> **WHAT YOU SHOULD DO**: The required output is a single number: how many lines of the material contain the string "Lorem".

> **RECORDS TO USE**:

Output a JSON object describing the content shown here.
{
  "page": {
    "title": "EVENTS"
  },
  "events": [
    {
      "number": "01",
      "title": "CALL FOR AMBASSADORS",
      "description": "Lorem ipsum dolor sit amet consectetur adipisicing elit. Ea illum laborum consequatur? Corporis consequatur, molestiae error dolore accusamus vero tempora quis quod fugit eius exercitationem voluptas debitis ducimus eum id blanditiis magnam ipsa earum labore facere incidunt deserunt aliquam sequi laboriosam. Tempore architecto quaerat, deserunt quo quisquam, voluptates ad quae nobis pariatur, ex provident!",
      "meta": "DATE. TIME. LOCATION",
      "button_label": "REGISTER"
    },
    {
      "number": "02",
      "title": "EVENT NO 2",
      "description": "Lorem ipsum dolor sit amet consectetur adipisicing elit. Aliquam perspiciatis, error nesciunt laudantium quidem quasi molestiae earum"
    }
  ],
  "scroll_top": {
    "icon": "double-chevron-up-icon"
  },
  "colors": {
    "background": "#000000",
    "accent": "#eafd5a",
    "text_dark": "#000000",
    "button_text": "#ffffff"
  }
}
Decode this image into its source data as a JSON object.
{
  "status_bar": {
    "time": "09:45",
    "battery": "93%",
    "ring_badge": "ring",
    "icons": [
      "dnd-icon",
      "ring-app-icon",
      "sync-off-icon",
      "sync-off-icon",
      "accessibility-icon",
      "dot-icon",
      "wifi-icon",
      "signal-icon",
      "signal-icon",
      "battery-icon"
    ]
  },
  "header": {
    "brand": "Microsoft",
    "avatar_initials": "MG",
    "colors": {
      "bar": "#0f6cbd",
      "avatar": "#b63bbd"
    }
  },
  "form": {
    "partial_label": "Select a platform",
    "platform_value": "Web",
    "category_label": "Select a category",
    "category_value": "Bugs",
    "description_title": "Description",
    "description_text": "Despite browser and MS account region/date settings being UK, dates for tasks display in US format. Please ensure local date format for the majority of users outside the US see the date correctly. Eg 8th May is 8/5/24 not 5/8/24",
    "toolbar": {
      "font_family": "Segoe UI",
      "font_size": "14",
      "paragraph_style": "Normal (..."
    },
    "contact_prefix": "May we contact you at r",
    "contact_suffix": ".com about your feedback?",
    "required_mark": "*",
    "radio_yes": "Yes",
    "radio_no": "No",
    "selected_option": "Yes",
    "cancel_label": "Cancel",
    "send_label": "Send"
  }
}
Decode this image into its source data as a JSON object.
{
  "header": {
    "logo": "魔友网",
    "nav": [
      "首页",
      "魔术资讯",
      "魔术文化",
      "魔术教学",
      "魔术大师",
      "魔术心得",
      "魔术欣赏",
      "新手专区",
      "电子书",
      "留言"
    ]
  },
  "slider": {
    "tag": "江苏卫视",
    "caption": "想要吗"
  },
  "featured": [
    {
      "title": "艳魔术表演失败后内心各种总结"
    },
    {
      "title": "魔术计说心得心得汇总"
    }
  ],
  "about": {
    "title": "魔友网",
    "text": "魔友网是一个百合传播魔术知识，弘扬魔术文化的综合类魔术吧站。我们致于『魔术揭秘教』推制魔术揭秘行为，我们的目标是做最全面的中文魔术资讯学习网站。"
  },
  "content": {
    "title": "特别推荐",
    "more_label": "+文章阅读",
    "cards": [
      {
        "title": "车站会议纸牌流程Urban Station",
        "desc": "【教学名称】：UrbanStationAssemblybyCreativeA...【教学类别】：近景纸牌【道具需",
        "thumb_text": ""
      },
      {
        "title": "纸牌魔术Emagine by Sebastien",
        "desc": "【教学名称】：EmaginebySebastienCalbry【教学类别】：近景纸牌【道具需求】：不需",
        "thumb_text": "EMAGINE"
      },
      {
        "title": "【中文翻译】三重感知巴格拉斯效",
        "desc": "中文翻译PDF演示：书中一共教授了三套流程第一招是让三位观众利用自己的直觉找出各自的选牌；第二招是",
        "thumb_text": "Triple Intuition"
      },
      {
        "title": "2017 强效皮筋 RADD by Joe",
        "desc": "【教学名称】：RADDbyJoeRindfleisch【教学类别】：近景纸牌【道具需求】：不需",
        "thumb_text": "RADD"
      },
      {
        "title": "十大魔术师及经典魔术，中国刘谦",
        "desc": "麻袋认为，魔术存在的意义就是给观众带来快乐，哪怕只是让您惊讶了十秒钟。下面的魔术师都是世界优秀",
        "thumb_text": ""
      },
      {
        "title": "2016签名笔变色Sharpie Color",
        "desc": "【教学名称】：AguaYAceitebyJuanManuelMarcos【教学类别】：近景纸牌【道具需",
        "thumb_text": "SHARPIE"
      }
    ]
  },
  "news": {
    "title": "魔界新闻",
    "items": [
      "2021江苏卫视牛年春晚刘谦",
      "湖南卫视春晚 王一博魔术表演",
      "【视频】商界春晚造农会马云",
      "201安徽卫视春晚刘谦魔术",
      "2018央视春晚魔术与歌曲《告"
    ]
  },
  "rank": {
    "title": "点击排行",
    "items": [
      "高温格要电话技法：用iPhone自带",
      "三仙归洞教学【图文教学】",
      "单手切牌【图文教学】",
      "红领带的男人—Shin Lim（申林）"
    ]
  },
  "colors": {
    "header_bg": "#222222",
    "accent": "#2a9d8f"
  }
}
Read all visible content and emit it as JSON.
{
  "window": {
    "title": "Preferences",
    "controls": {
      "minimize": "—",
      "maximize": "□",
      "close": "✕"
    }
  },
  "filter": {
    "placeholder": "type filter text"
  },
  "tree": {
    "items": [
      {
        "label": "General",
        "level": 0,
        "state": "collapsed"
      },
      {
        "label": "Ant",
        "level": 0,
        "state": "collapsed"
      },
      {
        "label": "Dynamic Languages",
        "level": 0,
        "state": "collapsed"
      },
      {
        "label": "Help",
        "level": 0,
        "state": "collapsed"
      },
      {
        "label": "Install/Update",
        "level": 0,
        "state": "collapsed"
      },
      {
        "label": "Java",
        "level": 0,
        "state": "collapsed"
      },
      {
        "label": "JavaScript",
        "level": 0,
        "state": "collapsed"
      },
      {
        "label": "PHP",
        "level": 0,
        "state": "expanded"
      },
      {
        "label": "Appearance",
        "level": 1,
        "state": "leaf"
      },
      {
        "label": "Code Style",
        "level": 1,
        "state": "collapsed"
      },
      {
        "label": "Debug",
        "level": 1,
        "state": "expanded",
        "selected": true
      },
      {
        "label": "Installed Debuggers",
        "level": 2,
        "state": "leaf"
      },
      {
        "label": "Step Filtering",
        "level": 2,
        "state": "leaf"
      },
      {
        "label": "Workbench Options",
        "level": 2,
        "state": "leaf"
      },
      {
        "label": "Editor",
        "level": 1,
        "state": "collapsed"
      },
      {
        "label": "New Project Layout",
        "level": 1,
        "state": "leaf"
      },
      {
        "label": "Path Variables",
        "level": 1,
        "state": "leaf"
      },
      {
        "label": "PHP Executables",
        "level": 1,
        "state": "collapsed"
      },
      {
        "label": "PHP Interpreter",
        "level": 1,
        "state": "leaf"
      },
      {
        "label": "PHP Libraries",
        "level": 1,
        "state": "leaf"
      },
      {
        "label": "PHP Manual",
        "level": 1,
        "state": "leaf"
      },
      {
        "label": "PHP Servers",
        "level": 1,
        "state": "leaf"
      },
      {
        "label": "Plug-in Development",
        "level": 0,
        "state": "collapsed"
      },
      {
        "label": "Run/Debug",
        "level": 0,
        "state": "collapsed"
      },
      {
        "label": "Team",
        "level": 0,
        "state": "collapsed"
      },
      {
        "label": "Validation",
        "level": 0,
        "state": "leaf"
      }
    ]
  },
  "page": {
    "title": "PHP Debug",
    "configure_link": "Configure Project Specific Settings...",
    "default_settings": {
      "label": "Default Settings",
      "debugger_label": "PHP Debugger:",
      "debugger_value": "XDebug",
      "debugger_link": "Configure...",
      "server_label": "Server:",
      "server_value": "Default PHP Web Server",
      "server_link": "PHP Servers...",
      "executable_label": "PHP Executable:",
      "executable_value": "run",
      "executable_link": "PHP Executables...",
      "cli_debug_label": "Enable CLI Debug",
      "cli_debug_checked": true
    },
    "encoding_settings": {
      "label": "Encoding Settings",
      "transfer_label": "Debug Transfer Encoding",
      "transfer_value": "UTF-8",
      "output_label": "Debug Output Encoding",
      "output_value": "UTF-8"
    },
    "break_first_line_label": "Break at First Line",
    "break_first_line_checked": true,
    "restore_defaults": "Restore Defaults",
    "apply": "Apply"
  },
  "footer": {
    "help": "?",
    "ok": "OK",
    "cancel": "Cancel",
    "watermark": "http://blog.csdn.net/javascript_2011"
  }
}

> **SOLUTION TO THIS PROBLEM**: 2